A child’s teeth are very different from an adult’s. They are much more delicate and susceptible to damage. The earlier you start teaching your child about dental care, the more of a habit it will become. Did you know that you can start before they even have teeth?
Get Them Started Early
Before your child’s teeth have erupted, you can start using a small brush and cleaning their gums lightly. You can use just water on a baby toothbrush or a wash cloth. This will help with oral hygiene. When the teeth surface, you’ll want to brush them twice daily. Use toothpaste that has fluoride in it and brush lightly. Once their teeth begin touching, you can start flossing. Brush and floss just before they go to bed, to avoid any food or drink in their mouths after. Don’t use mouthwash until your child knows not to swallow it and to spit it out. You will want to ask your family dentist about this, as well.
Keep Track Of The Bottle
Minimize the amount of juices and sugary drinks you allow your child. Don’t give them formula or milk just before a nap. If they need a bottle before they sleep, make sure it’s water. You can limit drinks and foods with sugar to meal times or use juices as a treat. If you are transitioning from a bottle to a cup, using sippy cups is great. But, if they are going to hold on to it through the day, you’ll want to make sure it has water and not something that will contribute to tooth decay. If your child takes sugary medicines, you’ll want to discuss options or plans with your dentist.
Establish a Routine For Your Child’s Teeth
Once you start your child on brushing, you’ll want to stick to the routine. Even if they put up a fight. If you know they will get grumpier and protest brushing just before bed, have them do it a little earlier and just don’t let them have anything to eat or drink after. If they get used to the routine, it will get easier with time. They will know to brush their teeth before bed and to do it as soon as they wake up. You can start helping them brush their teeth around two, but you might have to keep it up until around age six. Around then, they should be able to try it without your help. And they might not get the hang of brushing and flossing until age ten. Hang in there; it’ll pay off in the long run!
Try To Keep Them Motivated
Some children can be motivated by a sticker when they are younger, so a gold star chart will work. Others might get an allowance or a special toy when they are good. These can all be used to motivate your child and give them an incentive to adhere to their routine. If they have a chart for chores, you may want to add that in the list. Anything you can do to keep them on track is going to be helpful. There will be plenty of days they will need coaxing.

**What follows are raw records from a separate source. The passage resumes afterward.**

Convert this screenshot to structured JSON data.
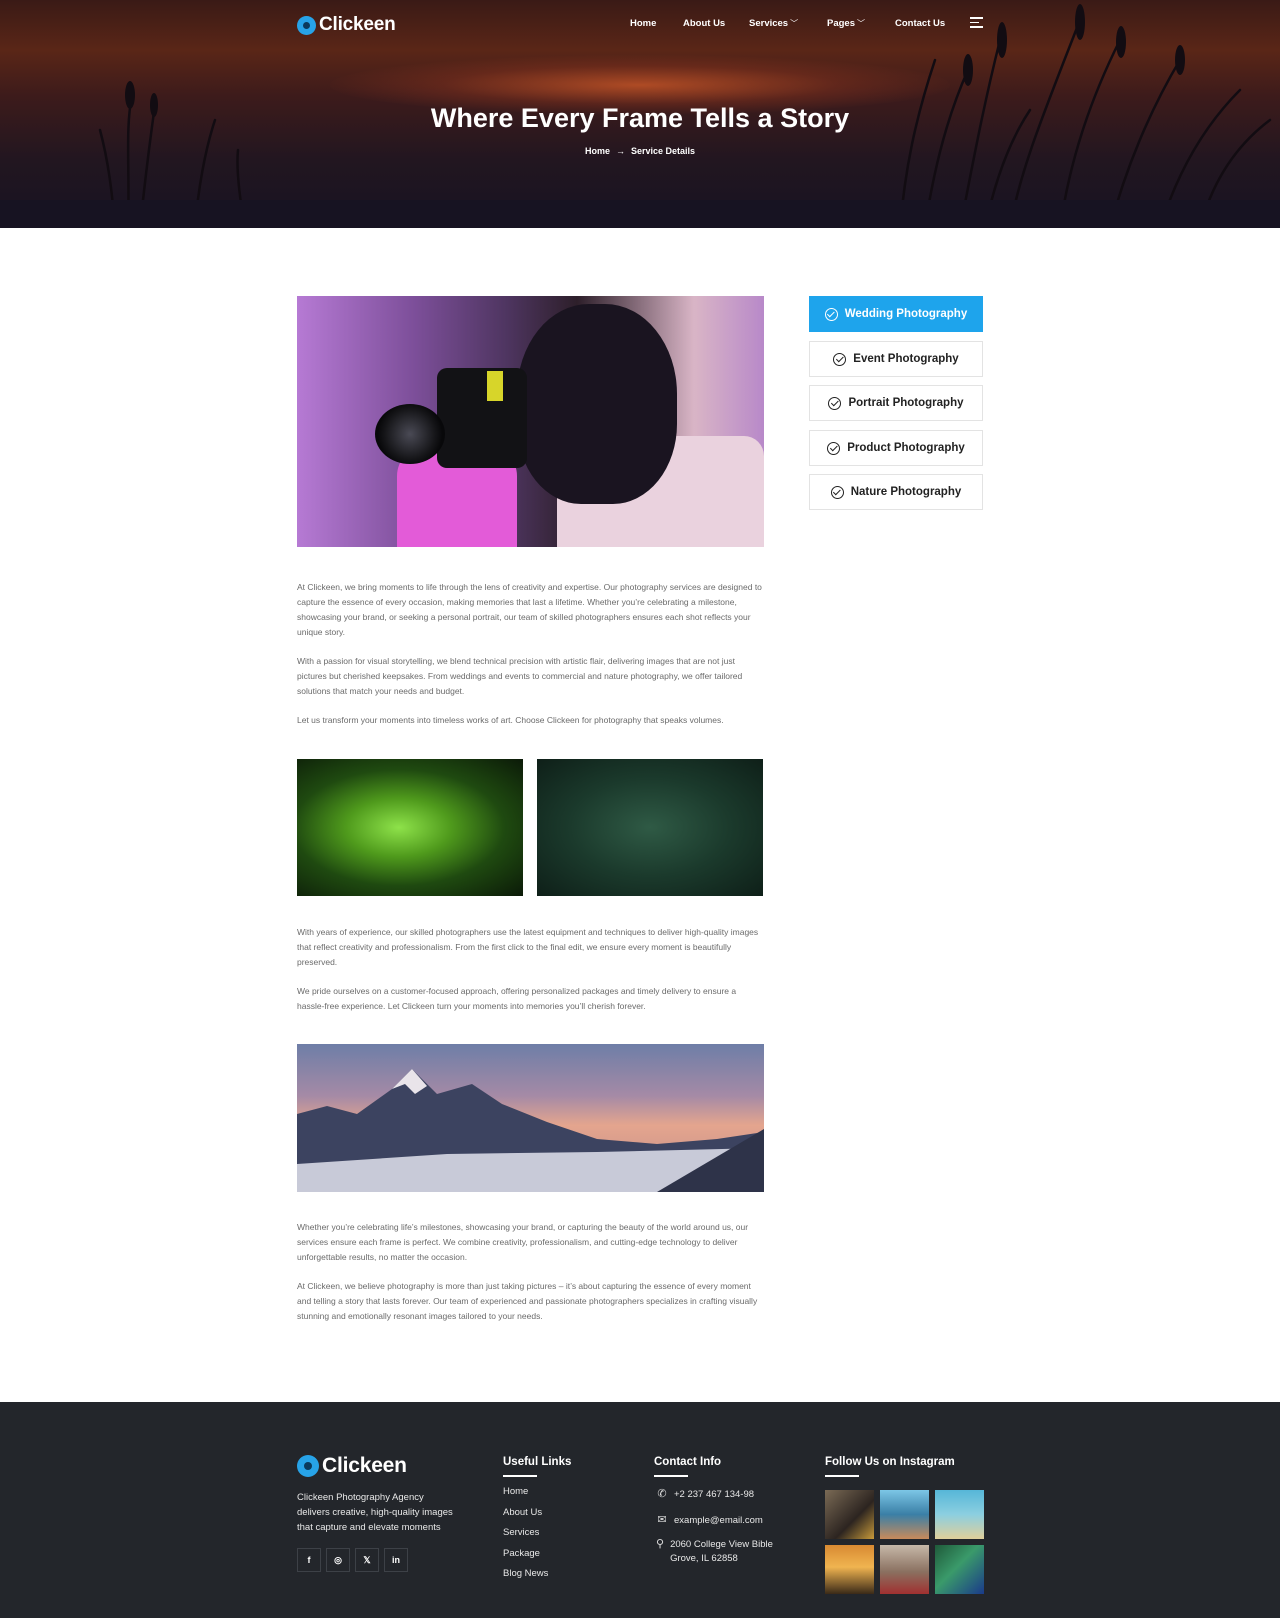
{
  "header": {
    "logo_text": "Clickeen",
    "nav": [
      {
        "label": "Home"
      },
      {
        "label": "About Us"
      },
      {
        "label": "Services"
      },
      {
        "label": "Pages"
      },
      {
        "label": "Contact Us"
      }
    ],
    "title": "Where Every Frame Tells a Story",
    "breadcrumb": {
      "home": "Home",
      "current": "Service Details"
    }
  },
  "content": {
    "paragraphs_top": [
      "At Clickeen, we bring moments to life through the lens of creativity and expertise. Our photography services are designed to capture the essence of every occasion, making memories that last a lifetime. Whether you’re celebrating a milestone, showcasing your brand, or seeking a personal portrait, our team of skilled photographers ensures each shot reflects your unique story.",
      "With a passion for visual storytelling, we blend technical precision with artistic flair, delivering images that are not just pictures but cherished keepsakes. From weddings and events to commercial and nature photography, we offer tailored solutions that match your needs and budget.",
      "Let us transform your moments into timeless works of art. Choose Clickeen for photography that speaks volumes."
    ],
    "paragraphs_middle": [
      "With years of experience, our skilled photographers use the latest equipment and techniques to deliver high-quality images that reflect creativity and professionalism. From the first click to the final edit, we ensure every moment is beautifully preserved.",
      "We pride ourselves on a customer-focused approach, offering personalized packages and timely delivery to ensure a hassle-free experience. Let Clickeen turn your moments into memories you’ll cherish forever."
    ],
    "paragraphs_bottom": [
      "Whether you’re celebrating life’s milestones, showcasing your brand, or capturing the beauty of the world around us, our services ensure each frame is perfect. We combine creativity, professionalism, and cutting-edge technology to deliver unforgettable results, no matter the occasion.",
      "At Clickeen, we believe photography is more than just taking pictures – it’s about capturing the essence of every moment and telling a story that lasts forever. Our team of experienced and passionate photographers specializes in crafting visually stunning and emotionally resonant images tailored to your needs."
    ]
  },
  "sidebar": {
    "services": [
      {
        "label": "Wedding Photography",
        "active": true
      },
      {
        "label": "Event Photography",
        "active": false
      },
      {
        "label": "Portrait Photography",
        "active": false
      },
      {
        "label": "Product Photography",
        "active": false
      },
      {
        "label": "Nature Photography",
        "active": false
      }
    ]
  },
  "footer": {
    "logo_text": "Clickeen",
    "description": "Clickeen Photography Agency delivers creative, high-quality images that capture and elevate moments",
    "socials": [
      {
        "icon": "facebook-icon",
        "glyph": "f"
      },
      {
        "icon": "instagram-icon",
        "glyph": "◎"
      },
      {
        "icon": "x-icon",
        "glyph": "𝕏"
      },
      {
        "icon": "linkedin-icon",
        "glyph": "in"
      }
    ],
    "useful_links_title": "Useful Links",
    "useful_links": [
      "Home",
      "About Us",
      "Services",
      "Package",
      "Blog News"
    ],
    "contact_title": "Contact Info",
    "contact": {
      "phone": "+2 237 467 134-98",
      "email": "example@email.com",
      "address": "2060 College View Bible Grove, IL 62858"
    },
    "instagram_title": "Follow Us on Instagram"
  },
  "colors": {
    "accent": "#1ea4ec",
    "footer_bg": "#23262b"
  }
}
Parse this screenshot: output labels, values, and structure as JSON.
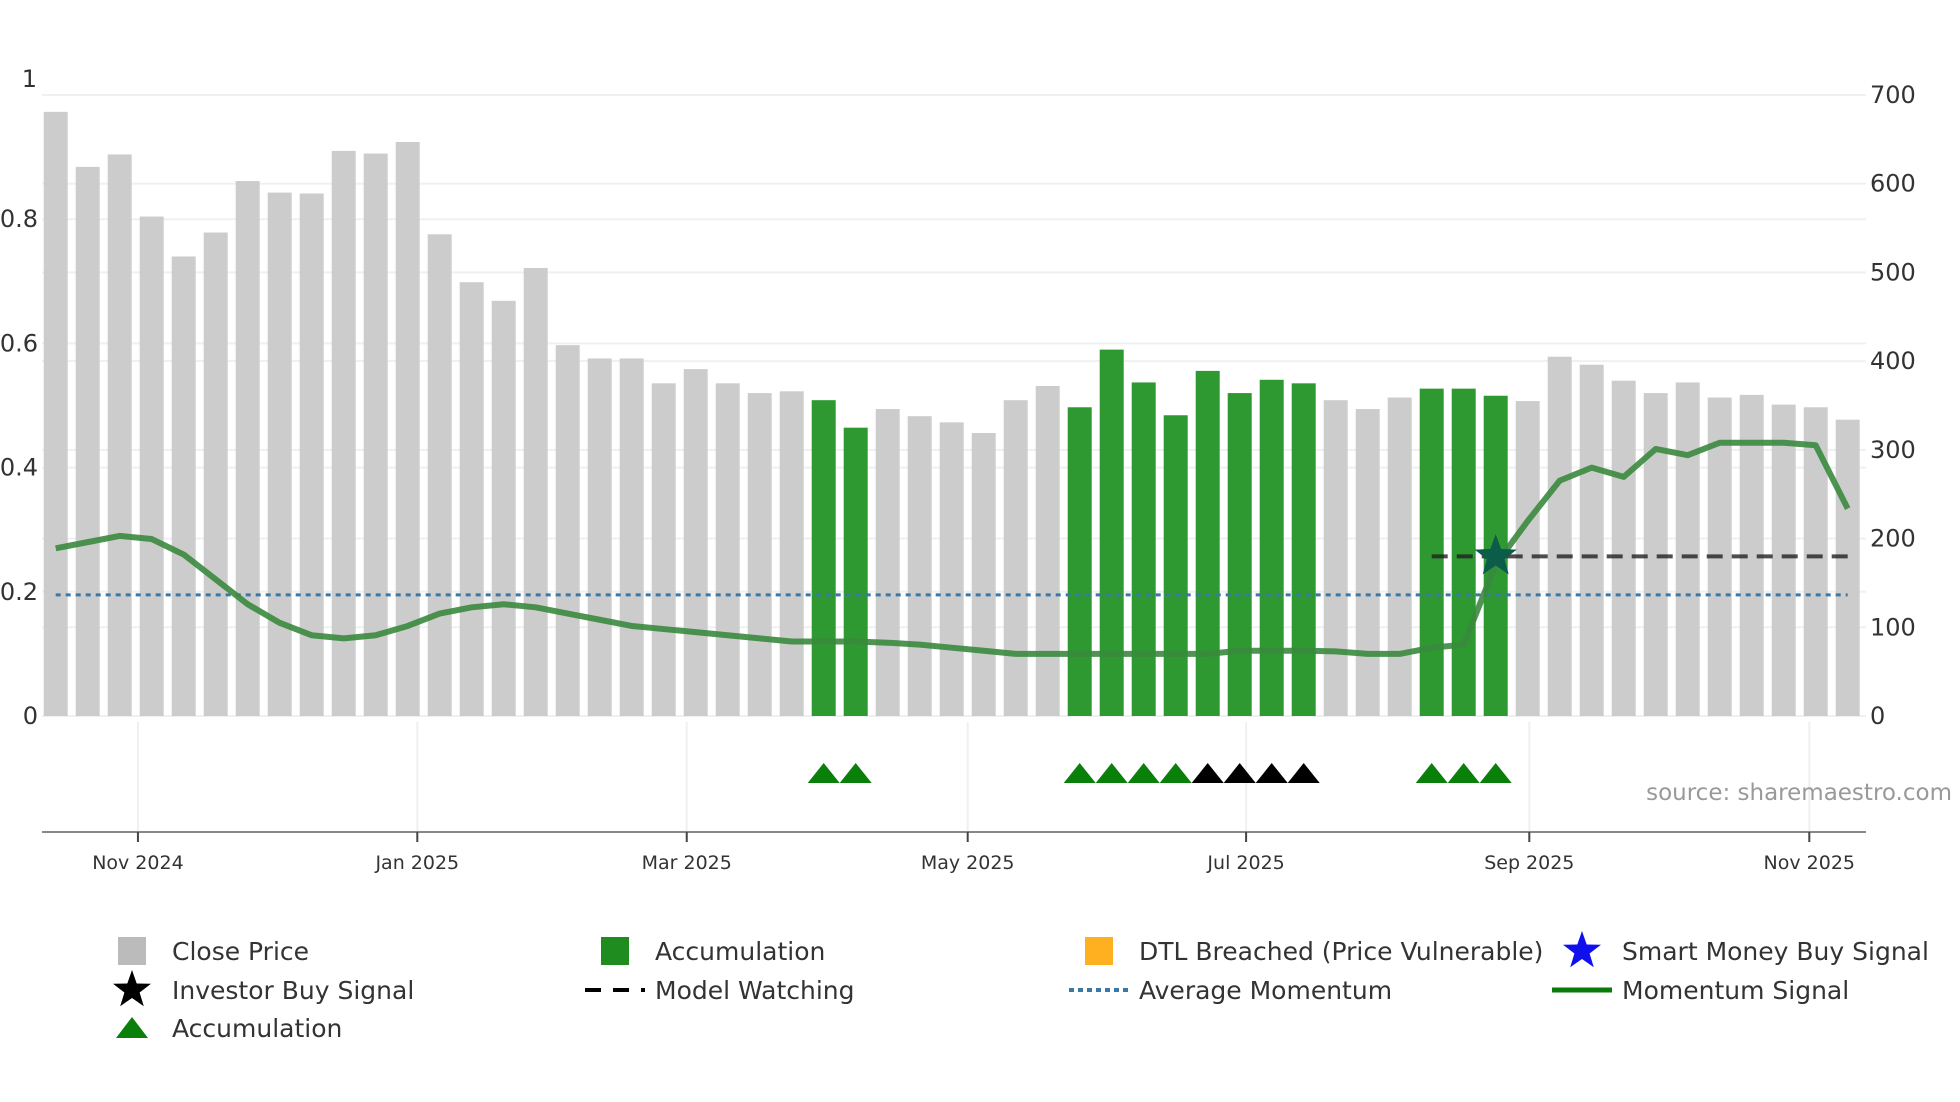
{
  "chart_data": {
    "type": "bar",
    "title": "",
    "xlabel": "",
    "ylabel_left": "",
    "ylabel_right": "",
    "left_axis": {
      "range": [
        0,
        1
      ],
      "ticks": [
        "0",
        "0.2",
        "0.4",
        "0.6",
        "0.8",
        "1"
      ],
      "tick_values": [
        0,
        0.2,
        0.4,
        0.6,
        0.8,
        1
      ]
    },
    "right_axis": {
      "range": [
        0,
        700
      ],
      "ticks": [
        "0",
        "100",
        "200",
        "300",
        "400",
        "500",
        "600",
        "700"
      ],
      "tick_values": [
        0,
        100,
        200,
        300,
        400,
        500,
        600,
        700
      ]
    },
    "x_ticks": [
      {
        "label": "Nov 2024",
        "index": 2.57
      },
      {
        "label": "Jan 2025",
        "index": 11.3
      },
      {
        "label": "Mar 2025",
        "index": 19.72
      },
      {
        "label": "May 2025",
        "index": 28.5
      },
      {
        "label": "Jul 2025",
        "index": 37.2
      },
      {
        "label": "Sep 2025",
        "index": 46.05
      },
      {
        "label": "Nov 2025",
        "index": 54.8
      }
    ],
    "close_price": [
      681,
      619,
      633,
      563,
      518,
      545,
      603,
      590,
      589,
      637,
      634,
      647,
      543,
      489,
      468,
      505,
      418,
      403,
      403,
      375,
      391,
      375,
      364,
      366,
      356,
      325,
      346,
      338,
      331,
      319,
      356,
      372,
      348,
      413,
      376,
      339,
      389,
      364,
      379,
      375,
      356,
      346,
      359,
      369,
      369,
      361,
      355,
      405,
      396,
      378,
      364,
      376,
      359,
      362,
      351,
      348,
      334
    ],
    "accumulation_bars": [
      24,
      25,
      32,
      33,
      34,
      35,
      36,
      37,
      38,
      39,
      43,
      44,
      45
    ],
    "momentum": [
      0.27,
      0.28,
      0.29,
      0.285,
      0.26,
      0.22,
      0.18,
      0.15,
      0.13,
      0.125,
      0.13,
      0.145,
      0.165,
      0.175,
      0.18,
      0.175,
      0.165,
      0.155,
      0.145,
      0.14,
      0.135,
      0.13,
      0.125,
      0.12,
      0.12,
      0.12,
      0.118,
      0.115,
      0.11,
      0.105,
      0.1,
      0.1,
      0.1,
      0.1,
      0.1,
      0.1,
      0.1,
      0.105,
      0.105,
      0.105,
      0.104,
      0.1,
      0.1,
      0.11,
      0.115,
      0.244,
      0.314,
      0.379,
      0.4,
      0.385,
      0.43,
      0.42,
      0.44,
      0.44,
      0.44,
      0.436,
      0.334
    ],
    "average_momentum": 0.195,
    "model_watching": {
      "value": 0.257,
      "from_index": 43,
      "to_index": 56
    },
    "smart_money_buy_signal": [
      {
        "index": 45,
        "value": 0.257
      }
    ],
    "triangle_markers": {
      "green": [
        24,
        25,
        32,
        33,
        34,
        35,
        43,
        44,
        45
      ],
      "black": [
        36,
        37,
        38,
        39
      ]
    },
    "colors": {
      "close_price": "#cccccc",
      "accumulation": "#2e9930",
      "momentum": "#3a8a3e",
      "average_momentum": "#3a78a8",
      "dtl": "#ffb020",
      "smart_money": "#1010ee",
      "triangle_green": "#0a7f0a",
      "triangle_black": "#000000"
    },
    "legend": [
      {
        "label": "Close Price",
        "icon": "gray-square"
      },
      {
        "label": "Accumulation",
        "icon": "green-square"
      },
      {
        "label": "DTL Breached (Price Vulnerable)",
        "icon": "orange-square"
      },
      {
        "label": "Smart Money Buy Signal",
        "icon": "blue-star"
      },
      {
        "label": "Investor Buy Signal",
        "icon": "black-star"
      },
      {
        "label": "Model Watching",
        "icon": "black-dash"
      },
      {
        "label": "Average Momentum",
        "icon": "blue-dots"
      },
      {
        "label": "Momentum Signal",
        "icon": "green-line"
      },
      {
        "label": "Accumulation",
        "icon": "green-triangle"
      }
    ],
    "source": "source: sharemaestro.com"
  }
}
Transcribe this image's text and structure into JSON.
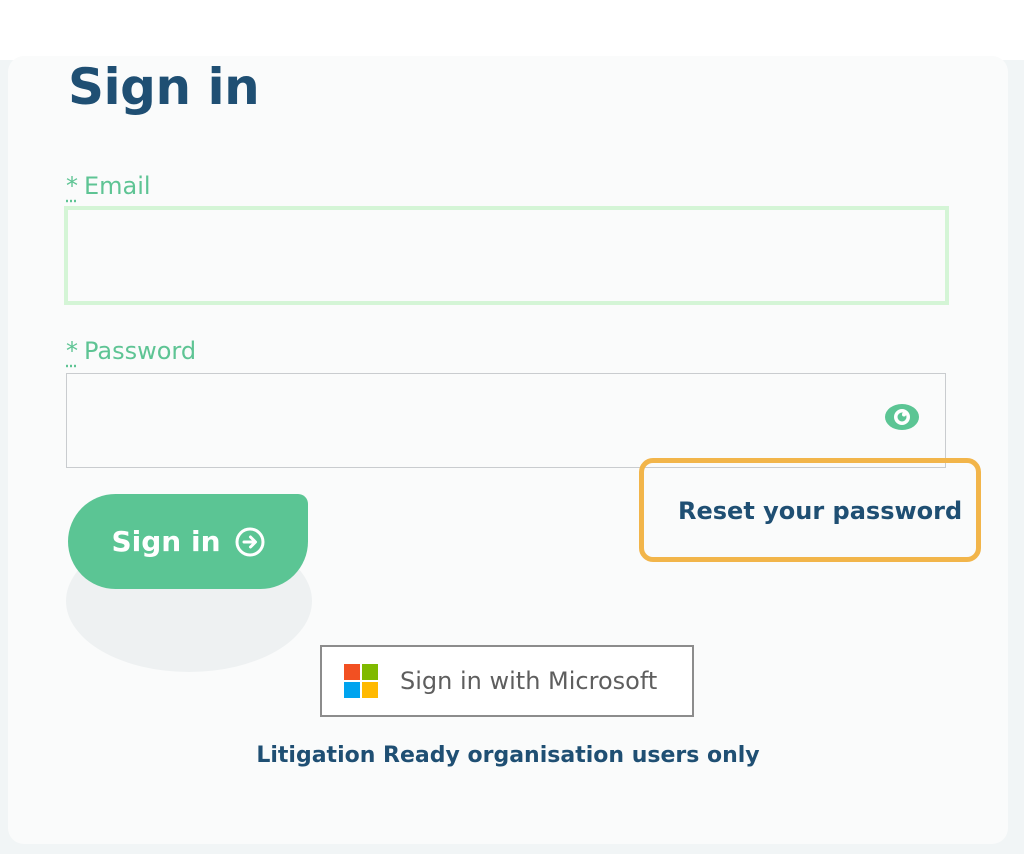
{
  "page": {
    "title": "Sign in"
  },
  "form": {
    "email": {
      "label": "Email",
      "required_mark": "*",
      "value": "",
      "placeholder": ""
    },
    "password": {
      "label": "Password",
      "required_mark": "*",
      "value": "",
      "placeholder": "",
      "toggle_icon": "eye-icon"
    },
    "submit_label": "Sign in",
    "submit_icon": "arrow-right-circle-icon",
    "reset_link": "Reset your password"
  },
  "sso": {
    "label": "Sign in with Microsoft",
    "logo_colors": [
      "#f25022",
      "#7fba00",
      "#00a4ef",
      "#ffb900"
    ]
  },
  "footnote": "Litigation Ready organisation users only",
  "colors": {
    "primary_text": "#1f4f73",
    "accent_green": "#5bc594",
    "highlight_orange": "#f2b54a"
  }
}
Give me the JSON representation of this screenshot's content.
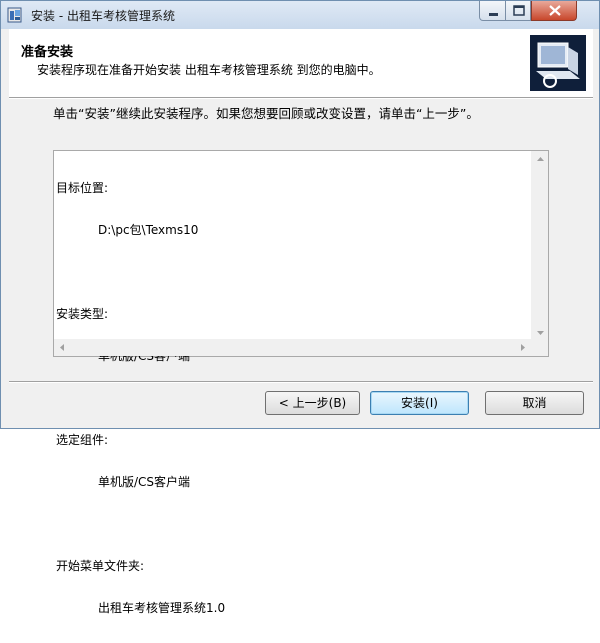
{
  "window": {
    "title": "安装 - 出租车考核管理系统"
  },
  "header": {
    "title": "准备安装",
    "description": "安装程序现在准备开始安装 出租车考核管理系统 到您的电脑中。"
  },
  "instruction": "单击“安装”继续此安装程序。如果您想要回顾或改变设置，请单击“上一步”。",
  "summary": {
    "items": [
      {
        "label": "目标位置:",
        "value": "D:\\pc包\\Texms10"
      },
      {
        "label": "安装类型:",
        "value": "单机版/CS客户端"
      },
      {
        "label": "选定组件:",
        "value": "单机版/CS客户端"
      },
      {
        "label": "开始菜单文件夹:",
        "value": "出租车考核管理系统1.0"
      }
    ]
  },
  "buttons": {
    "back": "< 上一步(B)",
    "install": "安装(I)",
    "cancel": "取消"
  },
  "icons": {
    "app": "setup-app-icon",
    "logo": "computer-install-icon"
  },
  "colors": {
    "accent": "#3c7fb1",
    "close": "#c8472b"
  }
}
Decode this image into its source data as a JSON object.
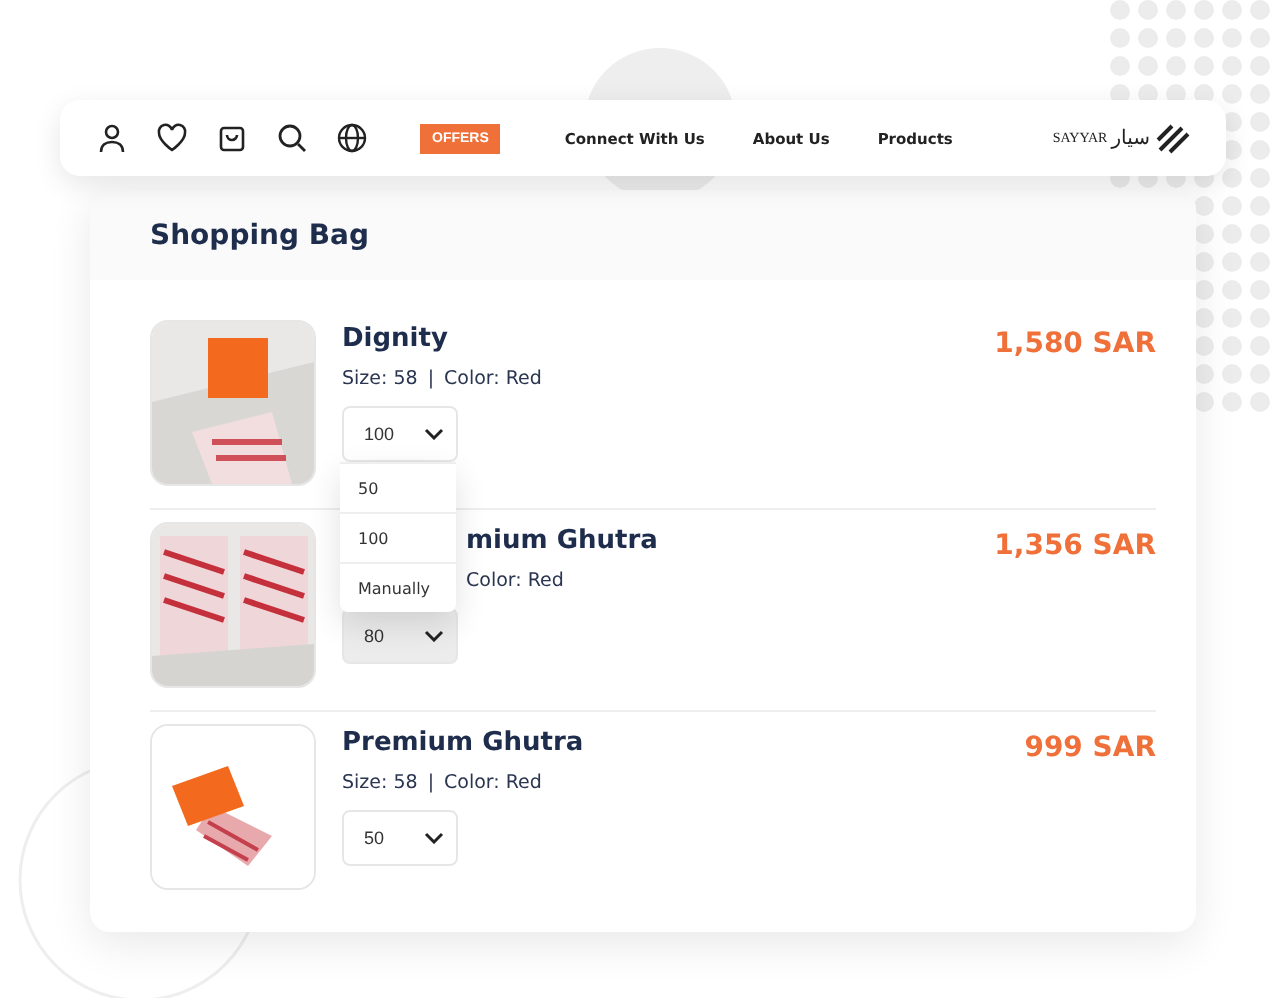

You’ll want to try to keep those to a minimum.
Have A Dentist Look At Your Child’s Teeth
It is recommended that your child sees a dentist before they are a year old. They can give you more advice on oral care for your baby and what you should avoid. They will also give you a good idea of when teeth will be exposed, how to keep them straight and healthy and what kind of schedule to keep so that your dentist can keep you on the right path for your child’s teeth. Keeping the recommended appointments will help prevent damage to teeth, and it will ensure that your dentist is kept informed of any changes. The earlier you catch tooth decay and misaligned teeth, the easier they will be to correct.
A child’s teeth need special attention, and you want to make sure that you give it all it needs early on. This will make oral hygiene easier later on. The best way to get the regiment that is best for your child’s teeth is to see a professional and follow the plan you put together. Your child’s teeth are vital and making sure that you reign in oral care early is essential. You can learn more about it here . You want to ensure the message is clear: oral care is crucial and can be as easy as a daily habit. Once they understand how easy it can be and how severe it is, it will become more of a priority.